------ Data extract

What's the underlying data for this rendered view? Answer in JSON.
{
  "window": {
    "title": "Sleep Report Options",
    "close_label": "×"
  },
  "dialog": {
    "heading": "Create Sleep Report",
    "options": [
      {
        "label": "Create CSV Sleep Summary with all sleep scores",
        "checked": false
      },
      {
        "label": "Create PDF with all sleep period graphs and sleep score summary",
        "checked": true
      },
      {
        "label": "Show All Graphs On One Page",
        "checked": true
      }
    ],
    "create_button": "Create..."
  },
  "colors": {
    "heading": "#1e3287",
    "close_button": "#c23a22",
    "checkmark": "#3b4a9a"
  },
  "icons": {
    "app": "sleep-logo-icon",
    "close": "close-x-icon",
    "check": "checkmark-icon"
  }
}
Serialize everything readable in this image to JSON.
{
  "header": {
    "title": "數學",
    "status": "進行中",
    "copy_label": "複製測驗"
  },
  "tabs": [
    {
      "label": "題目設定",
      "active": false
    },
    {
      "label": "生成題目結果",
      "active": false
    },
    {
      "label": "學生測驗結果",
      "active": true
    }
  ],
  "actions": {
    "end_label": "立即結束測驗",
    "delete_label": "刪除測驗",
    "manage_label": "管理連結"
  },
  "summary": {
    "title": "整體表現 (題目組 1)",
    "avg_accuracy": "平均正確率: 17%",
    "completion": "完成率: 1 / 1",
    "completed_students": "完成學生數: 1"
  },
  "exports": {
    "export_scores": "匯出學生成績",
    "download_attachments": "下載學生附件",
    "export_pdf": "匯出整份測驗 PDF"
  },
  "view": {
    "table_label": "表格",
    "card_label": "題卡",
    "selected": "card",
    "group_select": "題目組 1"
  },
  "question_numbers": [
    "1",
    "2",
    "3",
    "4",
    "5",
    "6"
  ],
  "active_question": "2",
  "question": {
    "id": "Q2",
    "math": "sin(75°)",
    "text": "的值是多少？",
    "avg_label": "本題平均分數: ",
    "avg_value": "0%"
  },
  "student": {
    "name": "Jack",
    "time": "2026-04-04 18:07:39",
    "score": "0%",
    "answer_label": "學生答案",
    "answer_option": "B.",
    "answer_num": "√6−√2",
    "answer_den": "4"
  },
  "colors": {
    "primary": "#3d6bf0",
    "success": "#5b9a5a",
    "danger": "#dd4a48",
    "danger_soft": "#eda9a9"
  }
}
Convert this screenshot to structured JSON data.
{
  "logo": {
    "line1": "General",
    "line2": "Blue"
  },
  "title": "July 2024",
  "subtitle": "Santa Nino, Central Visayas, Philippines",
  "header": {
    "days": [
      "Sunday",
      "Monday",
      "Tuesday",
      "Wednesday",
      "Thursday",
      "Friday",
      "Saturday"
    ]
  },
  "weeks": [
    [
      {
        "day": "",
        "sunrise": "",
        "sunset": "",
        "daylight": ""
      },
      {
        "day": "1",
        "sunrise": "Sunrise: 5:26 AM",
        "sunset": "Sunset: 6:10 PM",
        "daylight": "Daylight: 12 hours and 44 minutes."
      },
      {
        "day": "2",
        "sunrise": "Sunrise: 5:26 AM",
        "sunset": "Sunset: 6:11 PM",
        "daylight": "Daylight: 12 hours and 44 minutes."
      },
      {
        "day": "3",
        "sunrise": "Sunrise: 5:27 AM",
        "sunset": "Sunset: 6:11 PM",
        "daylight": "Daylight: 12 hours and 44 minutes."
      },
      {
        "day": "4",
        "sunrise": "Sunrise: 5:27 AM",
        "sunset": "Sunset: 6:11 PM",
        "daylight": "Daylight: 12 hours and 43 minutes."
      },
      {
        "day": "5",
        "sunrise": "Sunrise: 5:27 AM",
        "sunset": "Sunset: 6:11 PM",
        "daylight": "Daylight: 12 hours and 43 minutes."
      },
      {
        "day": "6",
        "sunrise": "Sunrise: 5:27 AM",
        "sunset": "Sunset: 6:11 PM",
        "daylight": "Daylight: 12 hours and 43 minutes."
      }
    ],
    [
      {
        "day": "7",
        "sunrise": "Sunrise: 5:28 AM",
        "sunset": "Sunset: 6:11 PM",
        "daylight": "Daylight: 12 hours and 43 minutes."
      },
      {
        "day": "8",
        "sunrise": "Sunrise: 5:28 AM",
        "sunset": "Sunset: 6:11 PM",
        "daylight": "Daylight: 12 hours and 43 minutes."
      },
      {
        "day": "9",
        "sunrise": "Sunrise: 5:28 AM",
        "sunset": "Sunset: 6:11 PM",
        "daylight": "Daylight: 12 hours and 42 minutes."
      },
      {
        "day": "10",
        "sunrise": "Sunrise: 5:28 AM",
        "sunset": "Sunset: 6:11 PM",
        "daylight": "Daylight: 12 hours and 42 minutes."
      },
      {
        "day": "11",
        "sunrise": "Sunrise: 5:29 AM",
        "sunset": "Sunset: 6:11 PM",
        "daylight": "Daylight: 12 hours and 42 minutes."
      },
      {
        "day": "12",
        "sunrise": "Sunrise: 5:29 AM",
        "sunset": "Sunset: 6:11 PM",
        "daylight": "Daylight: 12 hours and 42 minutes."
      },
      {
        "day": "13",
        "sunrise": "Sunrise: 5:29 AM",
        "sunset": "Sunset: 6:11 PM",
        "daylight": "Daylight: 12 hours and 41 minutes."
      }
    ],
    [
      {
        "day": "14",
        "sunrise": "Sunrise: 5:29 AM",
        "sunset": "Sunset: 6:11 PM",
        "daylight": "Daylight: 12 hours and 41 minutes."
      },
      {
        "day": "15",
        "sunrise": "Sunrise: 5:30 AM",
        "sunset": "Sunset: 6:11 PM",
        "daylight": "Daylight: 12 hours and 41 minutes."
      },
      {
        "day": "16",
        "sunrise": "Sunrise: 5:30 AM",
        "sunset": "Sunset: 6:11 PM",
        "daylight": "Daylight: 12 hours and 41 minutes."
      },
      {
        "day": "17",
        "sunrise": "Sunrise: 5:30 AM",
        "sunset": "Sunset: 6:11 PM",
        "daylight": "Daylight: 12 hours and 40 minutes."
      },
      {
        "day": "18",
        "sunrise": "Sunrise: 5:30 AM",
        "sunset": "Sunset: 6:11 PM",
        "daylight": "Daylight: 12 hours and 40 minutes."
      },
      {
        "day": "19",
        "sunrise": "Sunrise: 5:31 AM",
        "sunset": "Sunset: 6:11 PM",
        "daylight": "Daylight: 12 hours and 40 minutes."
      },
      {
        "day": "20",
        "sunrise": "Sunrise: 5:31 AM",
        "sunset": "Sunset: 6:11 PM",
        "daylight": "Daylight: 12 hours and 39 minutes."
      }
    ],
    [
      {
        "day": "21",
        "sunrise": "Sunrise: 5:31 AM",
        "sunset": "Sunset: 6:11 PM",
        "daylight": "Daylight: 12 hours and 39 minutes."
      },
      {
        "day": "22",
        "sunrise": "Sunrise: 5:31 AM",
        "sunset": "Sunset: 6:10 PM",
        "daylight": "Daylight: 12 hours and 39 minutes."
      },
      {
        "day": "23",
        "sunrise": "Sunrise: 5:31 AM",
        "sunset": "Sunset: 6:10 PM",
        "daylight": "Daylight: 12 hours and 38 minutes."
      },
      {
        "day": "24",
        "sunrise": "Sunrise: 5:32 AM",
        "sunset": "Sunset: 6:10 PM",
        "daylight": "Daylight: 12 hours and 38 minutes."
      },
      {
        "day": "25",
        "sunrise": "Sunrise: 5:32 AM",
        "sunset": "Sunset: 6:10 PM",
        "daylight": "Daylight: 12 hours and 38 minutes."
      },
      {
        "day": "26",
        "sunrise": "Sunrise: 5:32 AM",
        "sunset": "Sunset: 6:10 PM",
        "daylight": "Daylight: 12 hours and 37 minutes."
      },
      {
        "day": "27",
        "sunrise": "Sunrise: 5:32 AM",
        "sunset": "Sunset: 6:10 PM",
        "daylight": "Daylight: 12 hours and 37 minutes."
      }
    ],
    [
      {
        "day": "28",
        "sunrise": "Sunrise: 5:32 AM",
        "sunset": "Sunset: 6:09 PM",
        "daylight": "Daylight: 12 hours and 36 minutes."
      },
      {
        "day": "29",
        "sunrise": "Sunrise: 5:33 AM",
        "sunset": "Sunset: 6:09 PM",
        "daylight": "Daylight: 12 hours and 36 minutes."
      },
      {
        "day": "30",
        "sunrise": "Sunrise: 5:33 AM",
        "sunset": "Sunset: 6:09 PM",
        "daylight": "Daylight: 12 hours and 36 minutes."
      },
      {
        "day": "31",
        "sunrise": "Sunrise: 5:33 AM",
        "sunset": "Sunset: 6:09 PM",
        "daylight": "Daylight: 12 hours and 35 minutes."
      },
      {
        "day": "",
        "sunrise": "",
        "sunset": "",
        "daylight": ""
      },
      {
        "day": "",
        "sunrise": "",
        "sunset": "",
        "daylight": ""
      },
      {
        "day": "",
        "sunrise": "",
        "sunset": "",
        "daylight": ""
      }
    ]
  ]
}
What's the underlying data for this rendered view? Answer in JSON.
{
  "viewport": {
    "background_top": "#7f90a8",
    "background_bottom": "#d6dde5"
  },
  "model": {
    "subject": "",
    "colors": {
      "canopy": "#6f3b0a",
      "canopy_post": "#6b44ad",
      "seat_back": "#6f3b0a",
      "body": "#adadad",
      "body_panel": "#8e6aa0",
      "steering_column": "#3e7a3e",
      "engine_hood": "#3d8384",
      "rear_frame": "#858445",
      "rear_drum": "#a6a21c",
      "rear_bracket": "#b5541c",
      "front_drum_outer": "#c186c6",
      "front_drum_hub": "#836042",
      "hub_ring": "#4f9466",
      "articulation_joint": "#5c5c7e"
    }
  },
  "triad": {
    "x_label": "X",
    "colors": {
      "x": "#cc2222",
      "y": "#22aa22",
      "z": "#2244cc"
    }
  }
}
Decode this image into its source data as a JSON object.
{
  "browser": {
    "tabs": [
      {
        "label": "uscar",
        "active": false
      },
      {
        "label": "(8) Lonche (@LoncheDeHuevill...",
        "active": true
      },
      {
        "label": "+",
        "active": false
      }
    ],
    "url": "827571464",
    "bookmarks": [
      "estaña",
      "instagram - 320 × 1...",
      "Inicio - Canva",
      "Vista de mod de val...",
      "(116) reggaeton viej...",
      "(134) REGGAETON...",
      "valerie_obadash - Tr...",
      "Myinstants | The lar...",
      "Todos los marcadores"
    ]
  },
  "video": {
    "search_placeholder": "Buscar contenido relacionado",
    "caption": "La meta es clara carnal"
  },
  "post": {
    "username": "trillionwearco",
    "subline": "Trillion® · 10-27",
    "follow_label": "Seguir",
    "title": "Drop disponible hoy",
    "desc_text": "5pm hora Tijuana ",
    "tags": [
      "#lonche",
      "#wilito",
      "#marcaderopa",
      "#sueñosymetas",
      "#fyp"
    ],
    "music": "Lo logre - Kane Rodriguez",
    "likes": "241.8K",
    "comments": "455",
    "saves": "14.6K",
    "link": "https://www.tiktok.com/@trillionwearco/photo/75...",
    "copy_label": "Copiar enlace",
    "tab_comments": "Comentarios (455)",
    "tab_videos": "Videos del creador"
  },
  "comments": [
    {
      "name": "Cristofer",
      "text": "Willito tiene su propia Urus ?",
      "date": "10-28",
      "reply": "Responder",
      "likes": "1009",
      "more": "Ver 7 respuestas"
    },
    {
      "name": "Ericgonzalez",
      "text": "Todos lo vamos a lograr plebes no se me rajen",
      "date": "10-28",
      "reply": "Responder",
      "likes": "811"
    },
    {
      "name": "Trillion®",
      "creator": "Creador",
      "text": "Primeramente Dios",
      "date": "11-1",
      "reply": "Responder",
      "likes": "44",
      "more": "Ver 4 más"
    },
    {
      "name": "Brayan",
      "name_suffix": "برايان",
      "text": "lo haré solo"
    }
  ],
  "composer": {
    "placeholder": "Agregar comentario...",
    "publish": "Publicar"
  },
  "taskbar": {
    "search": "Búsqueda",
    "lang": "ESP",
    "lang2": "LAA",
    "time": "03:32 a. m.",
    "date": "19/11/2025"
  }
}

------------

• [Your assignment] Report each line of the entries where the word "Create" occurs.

• [Answer box]
    "heading": "Create Sleep Report",
        "label": "Create CSV Sleep Summary with all sleep scores",
        "label": "Create PDF with all sleep period graphs and sleep score summary",
    "create_button": "Create..."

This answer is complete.